    Identifier     "Mouse0"
    Driver         "synaptics"
    Option         "Protocol" "auto-dev"
    Option         "Device" "/dev/psaux"
    Option         "SendCoreEvents" "true"
    Option         "VertScrollDelta"   "80"
    Option         "HorizScrollDelta"   "80"
    Option         "SHMConfig"   "on"
    Option         "Emulate3Buttons"   "on"
    Option         "VertTwoFingerScroll" "true"
    Option         "HorizTwoFingerScroll" "true"
    Option         "EmulateTwoFingerMinZ" "10"
    Option         "TapButton1" "1"
    Option         "TapButton2" "2"
    Option         "TapButton3" "3"

Section "InputDevice"
    # generated from default
    Identifier     "Keyboard0"
    Driver         "kbd"

Section "Monitor"
    Identifier     "Monitor0"
    VendorName     "Unknown"
    ModelName      "Unknown"
    HorizSync       28.0 - 33.0
    VertRefresh     43.0 - 72.0
    Option         "DPMS"

Section "Device"
    Identifier     "Device0"
    Driver         "nvidia"
    VendorName     "NVIDIA Corporation"
    Option         "SLI" "Auto"
    Option         "NoLogo" "true"
    Option         "DPMS" "true"
    Option         "TripleBuffer" "true"
    # Reduces the interrupts
    Option         "OnDemandVBlankInterrupts" "True"
    #force Powermizer to a certain level at all times
    ## level 0x1 = highest
    ## level 0x2 = med
    ## level 0x3 = lowest
#    Option "RegistryDwords" "PowerMizerLevelAC=0x3"
#    Option	"RegistryDwords"	"PowerMizerLevel=0x3"
    # Auto powermizer option
#   Option         "RegistryDwords" "PerfLevelSrc=0x3333"
    Busid          "PCI:3:0:0"
    Option         "RenderAccel" "True"
    Option         "AllowGLXWithComposite" "True"
    Option         "AddARGBLXVisuals" "On"

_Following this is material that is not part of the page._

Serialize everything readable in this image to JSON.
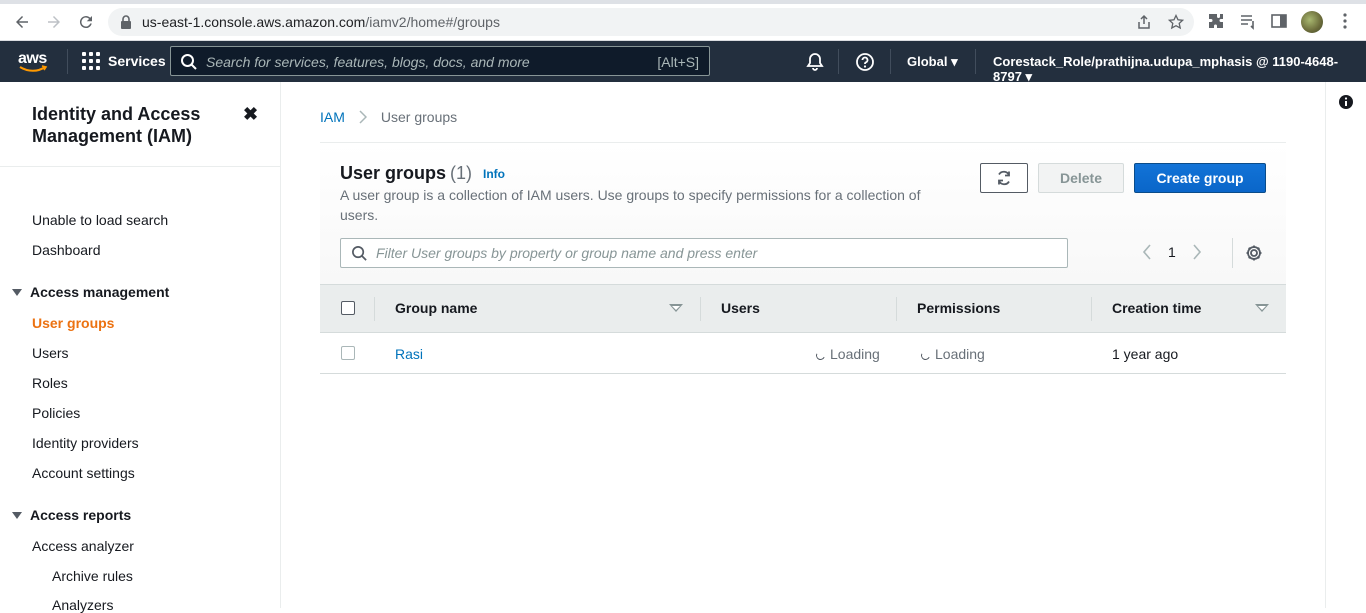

Section "Screen"
    Identifier     "Screen0"
    Device         "Device0"
    Monitor        "Monitor0"
    DefaultDepth    24
    Option         "TwinView" "False"
    SubSection     "Display"
        Depth       24
Section "Extensions"
	Option "Composite" "Enable"

Power Management

HDD standby

If you, for example, install laptop-mode-tools you will have some issues with the HDD standby function. You have to set in your /etc/fstab the mount option "noatime". If not, there will be too numerous disk-write accesses that deactivates the standby state. This the alternance of active/standby states can cause a quicker degrade of your HDD (don't know how much). For example this /etc/fstab section uses some useful options:

/dev/sda1 / ext4 defaults,noatime,nobh,commit=100 0 1
/dev/sda3 /home ext4 defaults,noatime,commit=100,data=writeback,nobh 0 1
/dev/sda2 swap swap defaults 0 0

Attention, don't use the option data=writeback in the root partition. However you can set laptop-mode-tools configuration file to avoid the hdd powersaving control. Please refer to the HDD section in Laptop page.

Hybernation - Suspend

This feature works very well, the only thing you have to set is your /boot/grub/menu.lst , if you don't set the option "resume" your computer doesn't resume after hybernation, so add resume=/your/swap/partition like in this example:

title  Arch Linux
root   (hd0,4) # It depends on your device
kernel /boot/vmlinuz26 root=/your/root/device ro resume=/your/swap/partition
initrd /boot/kernel26.img